April 6, 2016—Boston, Massachusetts America’s oldest and largest genealogical society announces a historic event for family historians around the world. From April 6 to April 13, American Ancestors by New England Historic Genealogical Society (NEHGS) is offering FREE access to all of its online records on More than one billion records covering 18 countries— including the most important family history research materials for early America created by the experts and scholars at NEHGS—and all are open to anyone who registers for a free account.  Start searching now at
To assist family historians of all levels in locating more pieces of the family tree puzzle, NEHGS is granting this unprecedented free access to its entire collection of genealogical databases from Wednesday, April 6, 2016, at 12:00 a.m. (EDT) through Wednesday, April 13, 2016, at 11:59 p.m. (EDT). Free accounts on ordinarily allow visitors only a sample of the vast offerings that NEHGS provides family historians of all levels. This unprecedented free access promotion by NEHGS from April 6 through April 13 offers the Society’s entire collection of online content for eight full days to anyone who registers for a free account.
About American Ancestors and NEHGS

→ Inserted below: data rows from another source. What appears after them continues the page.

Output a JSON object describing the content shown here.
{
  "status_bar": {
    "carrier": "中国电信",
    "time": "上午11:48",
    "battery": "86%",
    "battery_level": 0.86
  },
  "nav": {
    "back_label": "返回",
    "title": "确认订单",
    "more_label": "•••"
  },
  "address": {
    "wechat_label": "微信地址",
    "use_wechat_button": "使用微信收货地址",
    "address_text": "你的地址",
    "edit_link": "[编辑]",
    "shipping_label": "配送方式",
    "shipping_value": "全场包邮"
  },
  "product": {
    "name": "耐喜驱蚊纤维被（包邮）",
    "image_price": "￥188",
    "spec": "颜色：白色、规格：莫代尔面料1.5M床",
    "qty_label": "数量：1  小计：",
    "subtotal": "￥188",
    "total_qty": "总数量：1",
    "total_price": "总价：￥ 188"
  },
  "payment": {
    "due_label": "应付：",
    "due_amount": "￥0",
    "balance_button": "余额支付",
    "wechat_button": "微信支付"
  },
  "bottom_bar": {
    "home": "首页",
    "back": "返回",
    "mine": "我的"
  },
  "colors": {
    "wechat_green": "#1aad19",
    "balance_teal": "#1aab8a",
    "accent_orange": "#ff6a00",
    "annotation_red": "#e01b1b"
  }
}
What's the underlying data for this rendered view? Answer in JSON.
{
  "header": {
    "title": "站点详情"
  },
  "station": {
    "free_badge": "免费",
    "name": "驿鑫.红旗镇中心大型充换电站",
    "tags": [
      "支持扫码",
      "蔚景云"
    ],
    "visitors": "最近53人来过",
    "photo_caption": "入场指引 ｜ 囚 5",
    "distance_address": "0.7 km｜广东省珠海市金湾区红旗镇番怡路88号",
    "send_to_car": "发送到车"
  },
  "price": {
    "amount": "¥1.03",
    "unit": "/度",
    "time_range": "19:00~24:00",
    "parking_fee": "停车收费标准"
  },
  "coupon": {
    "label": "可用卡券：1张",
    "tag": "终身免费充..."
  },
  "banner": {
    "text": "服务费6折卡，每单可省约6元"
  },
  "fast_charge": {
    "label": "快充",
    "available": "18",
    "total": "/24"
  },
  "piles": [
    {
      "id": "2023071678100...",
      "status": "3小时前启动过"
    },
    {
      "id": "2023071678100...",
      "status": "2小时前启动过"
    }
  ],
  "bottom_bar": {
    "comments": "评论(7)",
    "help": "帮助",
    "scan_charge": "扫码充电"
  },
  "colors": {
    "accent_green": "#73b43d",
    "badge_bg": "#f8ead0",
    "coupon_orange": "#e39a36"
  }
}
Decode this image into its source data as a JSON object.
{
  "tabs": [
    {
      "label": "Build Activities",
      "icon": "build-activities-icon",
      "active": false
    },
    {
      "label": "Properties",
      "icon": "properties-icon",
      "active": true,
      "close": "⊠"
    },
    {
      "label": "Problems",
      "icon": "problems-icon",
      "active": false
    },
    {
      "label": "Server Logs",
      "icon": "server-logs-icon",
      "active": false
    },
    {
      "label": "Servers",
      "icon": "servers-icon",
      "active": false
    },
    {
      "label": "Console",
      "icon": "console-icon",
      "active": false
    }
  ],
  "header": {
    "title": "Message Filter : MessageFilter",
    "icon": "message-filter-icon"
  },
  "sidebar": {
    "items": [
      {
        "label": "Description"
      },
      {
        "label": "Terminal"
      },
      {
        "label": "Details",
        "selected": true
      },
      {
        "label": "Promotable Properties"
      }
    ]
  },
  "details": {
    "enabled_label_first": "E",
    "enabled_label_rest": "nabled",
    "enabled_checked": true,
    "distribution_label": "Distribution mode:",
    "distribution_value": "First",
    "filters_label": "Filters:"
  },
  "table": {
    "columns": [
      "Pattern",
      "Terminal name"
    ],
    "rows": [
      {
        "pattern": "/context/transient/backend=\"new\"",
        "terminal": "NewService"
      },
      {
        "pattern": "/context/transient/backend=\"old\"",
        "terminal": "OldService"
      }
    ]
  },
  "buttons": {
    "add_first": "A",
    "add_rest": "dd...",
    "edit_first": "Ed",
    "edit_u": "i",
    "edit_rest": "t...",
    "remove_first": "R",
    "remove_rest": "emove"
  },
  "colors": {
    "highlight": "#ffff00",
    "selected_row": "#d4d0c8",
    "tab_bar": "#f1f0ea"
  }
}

Holding the largest collection of original family history materials in the country, the New England Historic Genealogical Society, founded in 1845, is the nation’s oldest and largest genealogical society. Our website,, offers access to more than 1 billion searchable records and leading scholarly resources to help you advance your family history research. Our expert staff helps researchers of all levels explore their past and their families’ unique place in history. Located in Boston, our research center houses millions of manuscripts, books, and original items to preserve the stories of families in America and beyond.